→ EXERCISE DIRECTIONS
Write out each line of the records that has "JSON" in it.

Items from an interface collection:
•••••

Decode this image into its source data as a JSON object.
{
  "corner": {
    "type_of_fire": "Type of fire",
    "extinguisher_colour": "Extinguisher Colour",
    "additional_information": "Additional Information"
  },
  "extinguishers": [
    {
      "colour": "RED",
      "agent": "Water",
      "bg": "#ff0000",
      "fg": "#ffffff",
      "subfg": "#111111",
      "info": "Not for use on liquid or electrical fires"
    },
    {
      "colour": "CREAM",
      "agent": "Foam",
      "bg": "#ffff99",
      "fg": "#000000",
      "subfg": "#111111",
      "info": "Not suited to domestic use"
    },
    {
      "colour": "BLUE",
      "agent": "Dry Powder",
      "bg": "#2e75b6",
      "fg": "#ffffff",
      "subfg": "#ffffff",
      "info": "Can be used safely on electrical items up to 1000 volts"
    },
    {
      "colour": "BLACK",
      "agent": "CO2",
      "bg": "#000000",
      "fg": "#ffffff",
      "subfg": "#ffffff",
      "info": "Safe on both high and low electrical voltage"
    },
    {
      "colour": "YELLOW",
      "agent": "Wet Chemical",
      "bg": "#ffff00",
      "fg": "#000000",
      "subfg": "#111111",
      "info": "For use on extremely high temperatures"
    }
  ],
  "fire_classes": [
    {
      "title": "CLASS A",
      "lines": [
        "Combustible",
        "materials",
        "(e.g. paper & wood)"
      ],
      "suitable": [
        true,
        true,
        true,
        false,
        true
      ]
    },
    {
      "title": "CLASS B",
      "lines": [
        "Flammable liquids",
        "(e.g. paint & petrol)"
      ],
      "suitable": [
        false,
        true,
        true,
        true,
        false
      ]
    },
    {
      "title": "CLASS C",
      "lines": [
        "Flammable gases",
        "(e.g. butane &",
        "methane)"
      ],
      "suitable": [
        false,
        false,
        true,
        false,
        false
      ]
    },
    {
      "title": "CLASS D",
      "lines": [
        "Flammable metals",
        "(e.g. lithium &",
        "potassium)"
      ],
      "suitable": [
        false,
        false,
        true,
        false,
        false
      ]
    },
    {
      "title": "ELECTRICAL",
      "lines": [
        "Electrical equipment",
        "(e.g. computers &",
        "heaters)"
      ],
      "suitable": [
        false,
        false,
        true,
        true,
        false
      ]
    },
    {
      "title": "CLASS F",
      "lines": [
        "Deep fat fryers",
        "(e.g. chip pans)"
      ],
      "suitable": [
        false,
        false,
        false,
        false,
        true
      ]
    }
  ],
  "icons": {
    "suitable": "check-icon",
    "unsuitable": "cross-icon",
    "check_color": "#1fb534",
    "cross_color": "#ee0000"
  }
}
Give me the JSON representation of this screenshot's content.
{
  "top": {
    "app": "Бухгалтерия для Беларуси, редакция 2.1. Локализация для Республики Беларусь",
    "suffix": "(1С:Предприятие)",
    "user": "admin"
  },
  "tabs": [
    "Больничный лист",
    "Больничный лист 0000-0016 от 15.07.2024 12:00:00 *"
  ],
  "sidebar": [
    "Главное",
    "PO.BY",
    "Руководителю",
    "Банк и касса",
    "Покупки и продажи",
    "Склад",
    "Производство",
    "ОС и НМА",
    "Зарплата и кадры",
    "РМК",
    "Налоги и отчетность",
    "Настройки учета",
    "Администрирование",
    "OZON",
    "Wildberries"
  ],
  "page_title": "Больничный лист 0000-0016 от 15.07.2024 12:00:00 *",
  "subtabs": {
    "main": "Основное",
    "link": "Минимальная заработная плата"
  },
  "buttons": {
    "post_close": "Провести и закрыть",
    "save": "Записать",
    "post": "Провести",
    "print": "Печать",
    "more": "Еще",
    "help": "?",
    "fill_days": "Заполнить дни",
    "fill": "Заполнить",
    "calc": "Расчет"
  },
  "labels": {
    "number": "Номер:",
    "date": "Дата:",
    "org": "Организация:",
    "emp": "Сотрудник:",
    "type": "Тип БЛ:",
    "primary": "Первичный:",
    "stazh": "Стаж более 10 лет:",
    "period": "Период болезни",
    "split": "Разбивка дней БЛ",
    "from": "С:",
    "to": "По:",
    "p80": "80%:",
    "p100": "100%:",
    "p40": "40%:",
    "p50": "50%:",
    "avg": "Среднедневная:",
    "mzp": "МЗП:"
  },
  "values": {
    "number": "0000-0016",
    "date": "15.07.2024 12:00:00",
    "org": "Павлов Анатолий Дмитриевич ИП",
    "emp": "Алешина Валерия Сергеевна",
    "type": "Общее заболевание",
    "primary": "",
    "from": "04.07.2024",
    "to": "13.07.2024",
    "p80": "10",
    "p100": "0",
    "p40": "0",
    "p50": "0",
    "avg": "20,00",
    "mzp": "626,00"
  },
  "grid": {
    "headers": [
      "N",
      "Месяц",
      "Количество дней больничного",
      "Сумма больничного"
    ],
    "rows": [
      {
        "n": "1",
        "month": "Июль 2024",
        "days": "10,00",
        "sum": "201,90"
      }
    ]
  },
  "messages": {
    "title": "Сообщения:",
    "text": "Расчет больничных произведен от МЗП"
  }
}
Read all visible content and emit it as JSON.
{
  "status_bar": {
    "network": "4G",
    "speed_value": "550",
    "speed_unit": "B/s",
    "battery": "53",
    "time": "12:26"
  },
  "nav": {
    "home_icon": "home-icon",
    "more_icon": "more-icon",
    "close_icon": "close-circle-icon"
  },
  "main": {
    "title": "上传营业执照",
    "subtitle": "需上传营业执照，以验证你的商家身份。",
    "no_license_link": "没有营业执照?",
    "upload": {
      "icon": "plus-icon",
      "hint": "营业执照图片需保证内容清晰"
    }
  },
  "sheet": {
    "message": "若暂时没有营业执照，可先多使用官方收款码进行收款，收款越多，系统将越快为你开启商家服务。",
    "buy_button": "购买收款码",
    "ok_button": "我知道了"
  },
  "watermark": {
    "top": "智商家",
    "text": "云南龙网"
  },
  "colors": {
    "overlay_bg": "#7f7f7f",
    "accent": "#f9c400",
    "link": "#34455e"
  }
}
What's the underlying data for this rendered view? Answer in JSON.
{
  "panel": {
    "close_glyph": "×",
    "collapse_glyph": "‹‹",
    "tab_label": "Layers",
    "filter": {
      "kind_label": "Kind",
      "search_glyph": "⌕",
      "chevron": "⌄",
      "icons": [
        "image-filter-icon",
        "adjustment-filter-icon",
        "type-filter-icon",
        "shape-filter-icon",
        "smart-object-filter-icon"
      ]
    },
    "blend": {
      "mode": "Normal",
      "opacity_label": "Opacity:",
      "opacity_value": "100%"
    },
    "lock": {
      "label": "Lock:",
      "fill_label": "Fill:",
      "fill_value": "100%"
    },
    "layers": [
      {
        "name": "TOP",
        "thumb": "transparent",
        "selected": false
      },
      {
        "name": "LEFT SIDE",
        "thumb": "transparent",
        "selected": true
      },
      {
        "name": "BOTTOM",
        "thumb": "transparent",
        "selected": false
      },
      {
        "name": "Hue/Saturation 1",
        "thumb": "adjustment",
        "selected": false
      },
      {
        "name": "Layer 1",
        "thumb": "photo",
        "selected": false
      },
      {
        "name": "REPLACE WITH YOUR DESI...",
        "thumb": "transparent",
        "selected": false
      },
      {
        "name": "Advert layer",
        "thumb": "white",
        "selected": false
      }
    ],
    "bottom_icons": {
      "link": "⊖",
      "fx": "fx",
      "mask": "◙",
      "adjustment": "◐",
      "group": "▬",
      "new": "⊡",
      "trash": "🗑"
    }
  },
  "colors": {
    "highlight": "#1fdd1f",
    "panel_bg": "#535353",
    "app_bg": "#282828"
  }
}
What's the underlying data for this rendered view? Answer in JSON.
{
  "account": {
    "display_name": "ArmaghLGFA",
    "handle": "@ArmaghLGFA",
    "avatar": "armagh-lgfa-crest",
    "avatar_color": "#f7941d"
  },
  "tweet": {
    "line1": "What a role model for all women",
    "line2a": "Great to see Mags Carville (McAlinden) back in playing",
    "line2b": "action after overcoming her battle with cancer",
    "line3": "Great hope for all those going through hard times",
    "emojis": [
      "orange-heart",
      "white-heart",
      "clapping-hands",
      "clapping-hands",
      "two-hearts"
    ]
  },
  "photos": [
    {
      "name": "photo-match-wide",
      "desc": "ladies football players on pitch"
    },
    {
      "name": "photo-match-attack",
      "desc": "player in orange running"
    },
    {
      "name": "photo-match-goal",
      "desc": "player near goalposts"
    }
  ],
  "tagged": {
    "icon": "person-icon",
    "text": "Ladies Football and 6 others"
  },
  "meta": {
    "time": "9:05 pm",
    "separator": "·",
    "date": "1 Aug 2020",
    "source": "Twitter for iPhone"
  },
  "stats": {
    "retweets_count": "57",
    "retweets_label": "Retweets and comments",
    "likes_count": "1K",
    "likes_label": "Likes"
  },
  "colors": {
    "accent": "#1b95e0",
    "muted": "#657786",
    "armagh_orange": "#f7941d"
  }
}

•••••

→ TASK ANSWER
Decode this image into its source data as a JSON object.
Give me the JSON representation of this screenshot's content.
Read all visible content and emit it as JSON.
What's the underlying data for this rendered view? Answer in JSON.
What's the underlying data for this rendered view? Answer in JSON.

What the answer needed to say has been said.